  • If you believe yourself “advanced” or “superior,” think again. As C.S. Lewis reminds us, “If you think yourself not conceited, you are truly conceited indeed.” St. John reminds us of the same notion: “If we say that we have no sin, we deceive ourselves and there is no truth in us.” (1Jn 1:8) The very suggestion that you are sinless means you are as far away from spiritual enlightenment as is possible.
  • If you possess “great power” then your spirituality is worthless. Only the humble will advance spiritually. The prideful are delusional.
  • St. Catherine of Siena reminds us that spirituality must be based firmly upon one's morality and one's morality must be based upon one's sense of compassion. One must be careful of how one behaves for fear that by one's actions, one might because others to sin. For example, by being cantankerous or moody or selfish, one might prompt those around you to anger, epicenters of change in others. As St. Francis of Assisi reminds us, "Let there be peace on Earth and let it begin with me!"
  • I suspect very few people can understand the enormity of even a tiny fraction of their sins. It's a special grace to have such an understanding. If we all realized what kind of emotional good and harm we actually were capable of, we'd all be a great deal more circumspect in our dealings with others.
  • Spirituality is not compatible with a relativistic morality. This is especially true when one is particularly forgiving of one's foibles, crimes, sins and misdemeanors but holds all others to account for even the slightest inconvenience they may have inadvertently caused.
  • Spirituality is not a means of manipulating God―it's giving God the opportunity to change you. Prayer in a theocentric life allows God to replace your heart of stone with one of flesh. (Ezekiel 11:19) You will gain no powers over the universe or over others. Those who suggest differently are either mentally ill or charlatans.
  • If your spirituality doesn't bring you to a new, practical perception of humanity, then you're doing something wrong. Every Tom, Dick and Swami Harry claim to universally love mankind but not many of them are willing to forgive others for their transgressions, let alone pry open their wallets and give to the poor. (Atheists always claim to love humanity but seem to fall short when it comes to actually feeding and clothing that humanity. Their uncritical support of abortion, euthanasia and suicide doesn't help their case.)

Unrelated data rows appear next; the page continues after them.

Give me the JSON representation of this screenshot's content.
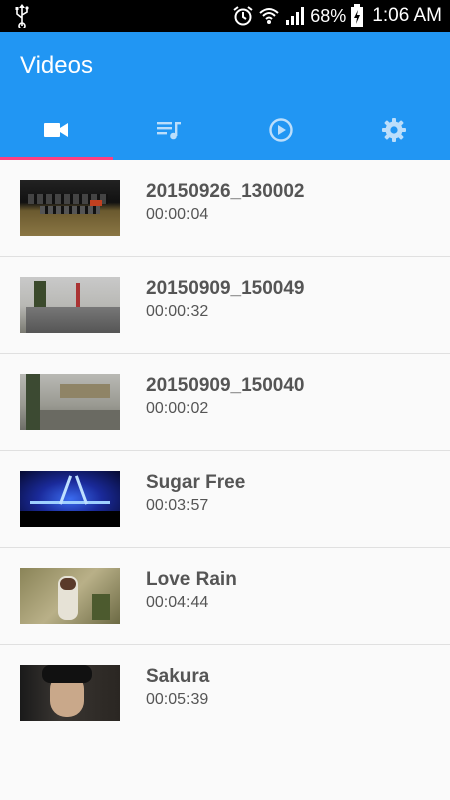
{
  "status": {
    "battery": "68%",
    "time": "1:06 AM"
  },
  "app": {
    "title": "Videos"
  },
  "tabs": [
    {
      "icon": "video-camera-icon"
    },
    {
      "icon": "playlist-icon"
    },
    {
      "icon": "play-circle-icon"
    },
    {
      "icon": "gear-icon"
    }
  ],
  "videos": [
    {
      "name": "20150926_130002",
      "duration": "00:00:04"
    },
    {
      "name": "20150909_150049",
      "duration": "00:00:32"
    },
    {
      "name": "20150909_150040",
      "duration": "00:00:02"
    },
    {
      "name": "Sugar Free",
      "duration": "00:03:57"
    },
    {
      "name": "Love Rain",
      "duration": "00:04:44"
    },
    {
      "name": "Sakura",
      "duration": "00:05:39"
    }
  ]
}
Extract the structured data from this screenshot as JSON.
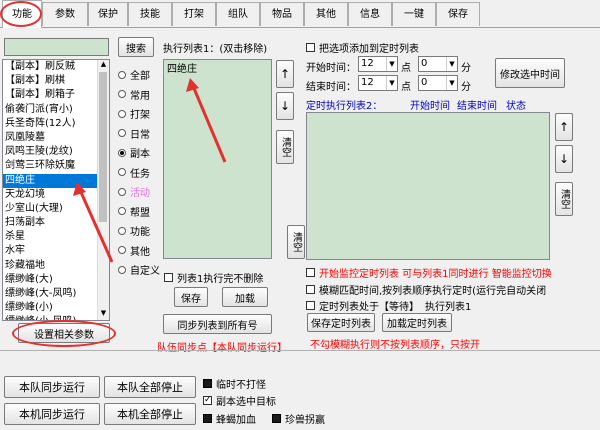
{
  "tabs": [
    "功能",
    "参数",
    "保护",
    "技能",
    "打架",
    "组队",
    "物品",
    "其他",
    "信息",
    "一键",
    "保存"
  ],
  "left": {
    "search_value": "",
    "search_button": "搜索",
    "items": [
      "【副本】刷反贼",
      "【副本】刷棋",
      "【副本】刷箱子",
      "偷袭门派(宵小)",
      "兵圣奇阵(12人)",
      "凤凰陵墓",
      "凤鸣王陵(龙纹)",
      "剑莺三环除妖魔",
      "四绝庄",
      "天龙幻境",
      "少室山(大理)",
      "扫荡副本",
      "杀星",
      "水牢",
      "珍藏福地",
      "缥缈峰(大)",
      "缥缈峰(大-凤鸣)",
      "缥缈峰(小)",
      "缥缈峰(小-凤鸣)"
    ],
    "selected": "四绝庄",
    "settings_button": "设置相关参数"
  },
  "radios": [
    "全部",
    "常用",
    "打架",
    "日常",
    "副本",
    "任务",
    "活动",
    "帮盟",
    "功能",
    "其他",
    "自定义"
  ],
  "radio_selected": "副本",
  "list1": {
    "title": "执行列表1：(双击移除)",
    "items": [
      "四绝庄"
    ],
    "clear": "清空",
    "up": "↑",
    "down": "↓",
    "nodelete_label": "列表1执行完不删除",
    "save": "保存",
    "load": "加载",
    "sync_all": "同步列表到所有号",
    "team_sync_note": "队伍同步点【本队同步运行】"
  },
  "timer": {
    "add_label": "把选项添加到定时列表",
    "start_label": "开始时间：",
    "end_label": "结束时间：",
    "start_hour": "12",
    "start_min": "0",
    "end_hour": "12",
    "end_min": "0",
    "hour_unit": "点",
    "min_unit": "分",
    "modify": "修改选中时间",
    "list2_title": "定时执行列表2：",
    "col_start": "开始时间",
    "col_end": "结束时间",
    "col_status": "状态",
    "clear": "清空",
    "up": "↑",
    "down": "↓",
    "opt1": "开始监控定时列表 可与列表1同时进行 智能监控切换",
    "opt2": "模糊匹配时间,按列表顺序执行定时(运行完自动关闭",
    "opt3_prefix": "定时列表处于【等待】",
    "opt3_suffix": "执行列表1",
    "save": "保存定时列表",
    "load": "加载定时列表",
    "note": "不勾模糊执行则不按列表顺序，只按开"
  },
  "bottom": {
    "team_sync_run": "本队同步运行",
    "team_stop_all": "本队全部停止",
    "local_sync_run": "本机同步运行",
    "local_stop_all": "本机全部停止",
    "opt_no_fight": "临时不打怪",
    "opt_dungeon_target": "副本选中目标",
    "opt_bee_heal": "蜂蝎加血",
    "opt_pet_skip": "珍兽拐赢"
  }
}
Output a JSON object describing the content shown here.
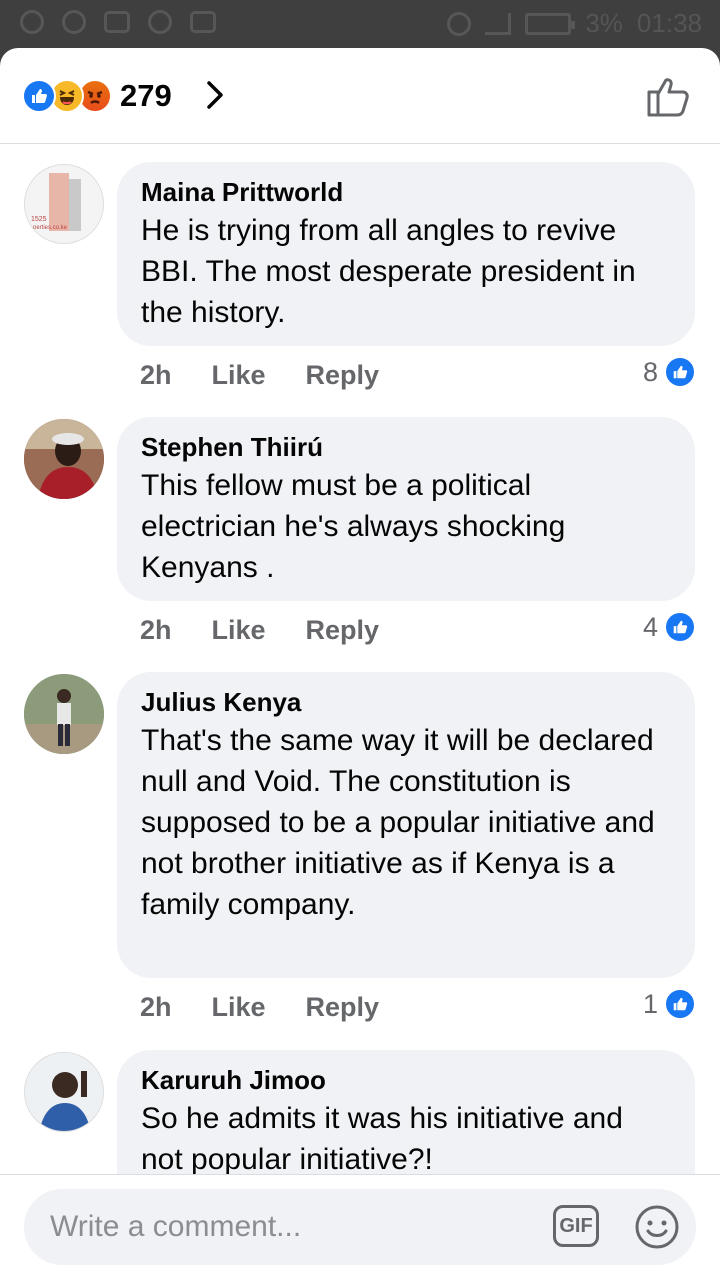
{
  "status_bar": {
    "battery": "3%",
    "time": "01:38"
  },
  "header": {
    "reaction_count": "279",
    "reactions": [
      "like-icon",
      "haha-icon",
      "angry-icon"
    ]
  },
  "comments": [
    {
      "author": "Maina Prittworld",
      "text": "He is trying from all angles to revive BBI. The most desperate president in the history.",
      "time": "2h",
      "like_label": "Like",
      "reply_label": "Reply",
      "likes": "8"
    },
    {
      "author": "Stephen Thiirú",
      "text": "This fellow must be a political electrician he's always shocking Kenyans .",
      "time": "2h",
      "like_label": "Like",
      "reply_label": "Reply",
      "likes": "4"
    },
    {
      "author": "Julius Kenya",
      "text": "That's the same way it will be declared null and Void. The constitution is supposed to be a popular initiative and not brother initiative as if Kenya is a family company.",
      "time": "2h",
      "like_label": "Like",
      "reply_label": "Reply",
      "likes": "1"
    },
    {
      "author": "Karuruh Jimoo",
      "text": "So he admits it was his initiative and not popular initiative?!"
    }
  ],
  "composer": {
    "placeholder": "Write a comment...",
    "gif_label": "GIF"
  },
  "colors": {
    "accent": "#1877f2",
    "bubble": "#f0f2f5",
    "meta_text": "#65676b"
  }
}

Spirituality and religion are irrevocably tied together. The word “religion” is derived from the Latin meaning “to tie.” Without a structured grounding, without figuratively binding oneself to a tried and true system, one is setting oneself up as one's own spiritual master—as the final arbiter as to how to improve yourself. If you are your own guru, then who is teaching whom and why are you learning it if you already know enough to teach it? The problem lies in not knowing if what one is doing is effective, healthy and correct. One can be easily fooled into thinking that anything anyone does is good. These people are easily fooled into thinking they are spiritually quite advanced. Remember: the proof is in the pudding, not in talking about how wonderful your pudding is. No one is smart or good enough to be his or her own spiritual teacher. Find an authentic spiritual master. Make your decisions slowly and carefully and if anyone asks you to write a check for them, run as fast as you can in the opposite direction. After all, as Tertullian reminds us, “Nothing of God costs money."­­”